## [DIRECTIONS]
Your answer should reproduce every line of the material in which the word "Group" occurs.

▬▬▬▬▬▬▬▬▬▬

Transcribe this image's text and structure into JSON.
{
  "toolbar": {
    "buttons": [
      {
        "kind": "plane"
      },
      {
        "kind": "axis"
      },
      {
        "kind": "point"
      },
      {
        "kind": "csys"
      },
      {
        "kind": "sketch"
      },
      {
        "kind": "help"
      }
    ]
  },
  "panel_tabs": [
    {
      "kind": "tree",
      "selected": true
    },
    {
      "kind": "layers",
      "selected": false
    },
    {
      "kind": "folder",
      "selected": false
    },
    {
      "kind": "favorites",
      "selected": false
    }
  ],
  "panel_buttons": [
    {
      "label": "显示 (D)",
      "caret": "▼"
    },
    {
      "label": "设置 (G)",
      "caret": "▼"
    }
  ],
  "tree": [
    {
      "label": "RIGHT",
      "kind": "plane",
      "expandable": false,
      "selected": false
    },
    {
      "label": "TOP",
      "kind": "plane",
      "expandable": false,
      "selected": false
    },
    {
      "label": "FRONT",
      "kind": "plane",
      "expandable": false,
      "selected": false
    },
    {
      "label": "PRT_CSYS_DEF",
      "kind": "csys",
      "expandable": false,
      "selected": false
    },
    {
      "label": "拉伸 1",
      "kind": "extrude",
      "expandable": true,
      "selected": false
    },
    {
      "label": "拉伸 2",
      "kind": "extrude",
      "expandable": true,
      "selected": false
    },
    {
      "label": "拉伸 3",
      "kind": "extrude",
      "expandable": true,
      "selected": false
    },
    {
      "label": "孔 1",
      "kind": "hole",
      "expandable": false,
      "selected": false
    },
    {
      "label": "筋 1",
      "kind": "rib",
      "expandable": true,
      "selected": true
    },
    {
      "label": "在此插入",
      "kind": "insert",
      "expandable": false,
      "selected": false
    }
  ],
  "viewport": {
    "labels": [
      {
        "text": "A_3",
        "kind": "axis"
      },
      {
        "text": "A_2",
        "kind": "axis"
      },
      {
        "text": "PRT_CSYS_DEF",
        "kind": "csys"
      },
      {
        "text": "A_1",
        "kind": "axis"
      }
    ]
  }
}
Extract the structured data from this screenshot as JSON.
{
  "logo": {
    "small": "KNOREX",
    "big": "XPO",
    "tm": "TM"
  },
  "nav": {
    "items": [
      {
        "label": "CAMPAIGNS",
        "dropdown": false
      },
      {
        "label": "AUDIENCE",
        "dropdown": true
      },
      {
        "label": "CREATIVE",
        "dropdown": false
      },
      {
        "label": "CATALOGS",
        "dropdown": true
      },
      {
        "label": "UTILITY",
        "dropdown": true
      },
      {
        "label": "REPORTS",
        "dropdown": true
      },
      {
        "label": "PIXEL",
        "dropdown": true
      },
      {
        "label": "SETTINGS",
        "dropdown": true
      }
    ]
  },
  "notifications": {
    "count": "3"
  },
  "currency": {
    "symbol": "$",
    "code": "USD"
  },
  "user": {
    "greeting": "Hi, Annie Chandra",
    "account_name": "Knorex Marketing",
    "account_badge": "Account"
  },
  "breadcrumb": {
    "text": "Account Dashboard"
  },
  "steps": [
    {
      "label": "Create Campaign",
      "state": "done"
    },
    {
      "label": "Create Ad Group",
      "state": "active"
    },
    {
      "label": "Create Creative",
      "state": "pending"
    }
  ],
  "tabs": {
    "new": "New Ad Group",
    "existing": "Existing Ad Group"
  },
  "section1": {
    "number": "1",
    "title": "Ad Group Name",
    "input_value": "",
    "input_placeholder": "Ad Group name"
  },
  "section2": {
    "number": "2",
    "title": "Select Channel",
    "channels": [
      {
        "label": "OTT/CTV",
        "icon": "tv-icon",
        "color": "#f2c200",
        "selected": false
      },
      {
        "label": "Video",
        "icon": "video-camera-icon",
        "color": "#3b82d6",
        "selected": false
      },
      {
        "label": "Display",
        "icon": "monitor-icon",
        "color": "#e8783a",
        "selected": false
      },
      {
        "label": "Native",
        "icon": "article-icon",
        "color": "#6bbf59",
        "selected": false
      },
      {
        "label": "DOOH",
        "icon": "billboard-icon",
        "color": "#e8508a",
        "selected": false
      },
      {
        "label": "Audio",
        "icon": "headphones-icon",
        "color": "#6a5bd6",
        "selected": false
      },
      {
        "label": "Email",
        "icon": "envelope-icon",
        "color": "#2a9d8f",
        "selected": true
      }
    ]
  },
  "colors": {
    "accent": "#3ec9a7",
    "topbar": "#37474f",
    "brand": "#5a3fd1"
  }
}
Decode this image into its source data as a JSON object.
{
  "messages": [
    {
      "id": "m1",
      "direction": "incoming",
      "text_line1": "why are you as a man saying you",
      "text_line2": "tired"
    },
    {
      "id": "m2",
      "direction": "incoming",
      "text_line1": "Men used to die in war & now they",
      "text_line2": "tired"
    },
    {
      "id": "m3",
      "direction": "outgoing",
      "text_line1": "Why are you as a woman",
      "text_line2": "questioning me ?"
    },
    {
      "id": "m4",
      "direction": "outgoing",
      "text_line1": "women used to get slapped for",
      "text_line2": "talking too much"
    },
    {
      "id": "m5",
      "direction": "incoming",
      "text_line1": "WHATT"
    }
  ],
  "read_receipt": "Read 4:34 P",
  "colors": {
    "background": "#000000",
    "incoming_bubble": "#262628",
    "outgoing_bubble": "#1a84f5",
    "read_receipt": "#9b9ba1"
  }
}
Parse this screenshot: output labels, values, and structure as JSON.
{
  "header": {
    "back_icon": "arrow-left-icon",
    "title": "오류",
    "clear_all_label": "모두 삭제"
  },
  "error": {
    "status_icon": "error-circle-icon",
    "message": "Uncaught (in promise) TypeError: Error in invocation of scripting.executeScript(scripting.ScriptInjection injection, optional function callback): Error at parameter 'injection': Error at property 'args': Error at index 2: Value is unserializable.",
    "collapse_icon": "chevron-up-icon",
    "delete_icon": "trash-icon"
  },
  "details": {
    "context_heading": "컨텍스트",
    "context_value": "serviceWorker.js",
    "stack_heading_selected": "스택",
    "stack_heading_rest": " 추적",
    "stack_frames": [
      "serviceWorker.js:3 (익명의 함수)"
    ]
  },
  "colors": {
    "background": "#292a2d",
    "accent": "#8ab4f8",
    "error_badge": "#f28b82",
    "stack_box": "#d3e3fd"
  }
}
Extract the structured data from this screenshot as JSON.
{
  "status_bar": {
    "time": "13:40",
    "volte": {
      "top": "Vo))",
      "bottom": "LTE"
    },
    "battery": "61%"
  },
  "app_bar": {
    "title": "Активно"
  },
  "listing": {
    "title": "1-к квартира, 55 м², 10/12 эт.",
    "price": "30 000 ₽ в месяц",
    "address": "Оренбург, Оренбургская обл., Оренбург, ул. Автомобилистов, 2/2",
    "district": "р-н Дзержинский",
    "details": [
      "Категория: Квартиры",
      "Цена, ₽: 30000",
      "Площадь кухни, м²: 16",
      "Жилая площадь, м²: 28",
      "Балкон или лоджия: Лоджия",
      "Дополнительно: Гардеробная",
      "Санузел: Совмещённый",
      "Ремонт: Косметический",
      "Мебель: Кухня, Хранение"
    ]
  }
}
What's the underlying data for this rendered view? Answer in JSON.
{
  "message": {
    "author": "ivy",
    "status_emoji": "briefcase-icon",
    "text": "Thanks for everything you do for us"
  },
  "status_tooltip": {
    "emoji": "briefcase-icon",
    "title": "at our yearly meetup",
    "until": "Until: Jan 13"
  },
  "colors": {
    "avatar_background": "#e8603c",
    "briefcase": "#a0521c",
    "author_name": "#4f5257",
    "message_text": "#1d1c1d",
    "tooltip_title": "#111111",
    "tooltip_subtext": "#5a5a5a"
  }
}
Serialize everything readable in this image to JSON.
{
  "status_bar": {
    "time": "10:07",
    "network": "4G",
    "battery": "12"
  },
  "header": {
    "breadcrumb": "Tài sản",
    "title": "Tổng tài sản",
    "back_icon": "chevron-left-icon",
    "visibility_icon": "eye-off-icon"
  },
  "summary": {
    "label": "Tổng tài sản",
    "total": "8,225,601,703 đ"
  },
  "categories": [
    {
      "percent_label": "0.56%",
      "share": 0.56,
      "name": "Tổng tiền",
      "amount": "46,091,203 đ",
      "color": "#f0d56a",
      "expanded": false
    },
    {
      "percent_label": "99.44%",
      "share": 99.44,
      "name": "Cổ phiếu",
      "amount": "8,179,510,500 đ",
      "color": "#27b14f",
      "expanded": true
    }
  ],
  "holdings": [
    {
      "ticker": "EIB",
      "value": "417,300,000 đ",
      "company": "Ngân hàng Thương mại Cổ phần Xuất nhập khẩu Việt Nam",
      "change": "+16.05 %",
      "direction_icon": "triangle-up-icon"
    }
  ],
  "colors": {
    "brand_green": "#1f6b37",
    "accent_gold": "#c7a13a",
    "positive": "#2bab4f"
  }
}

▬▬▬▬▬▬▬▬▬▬

## [RESPONSE AREA]
      "label": "Create Ad Group",
    "new": "New Ad Group",
    "existing": "Existing Ad Group"
    "title": "Ad Group Name",
    "input_placeholder": "Ad Group name"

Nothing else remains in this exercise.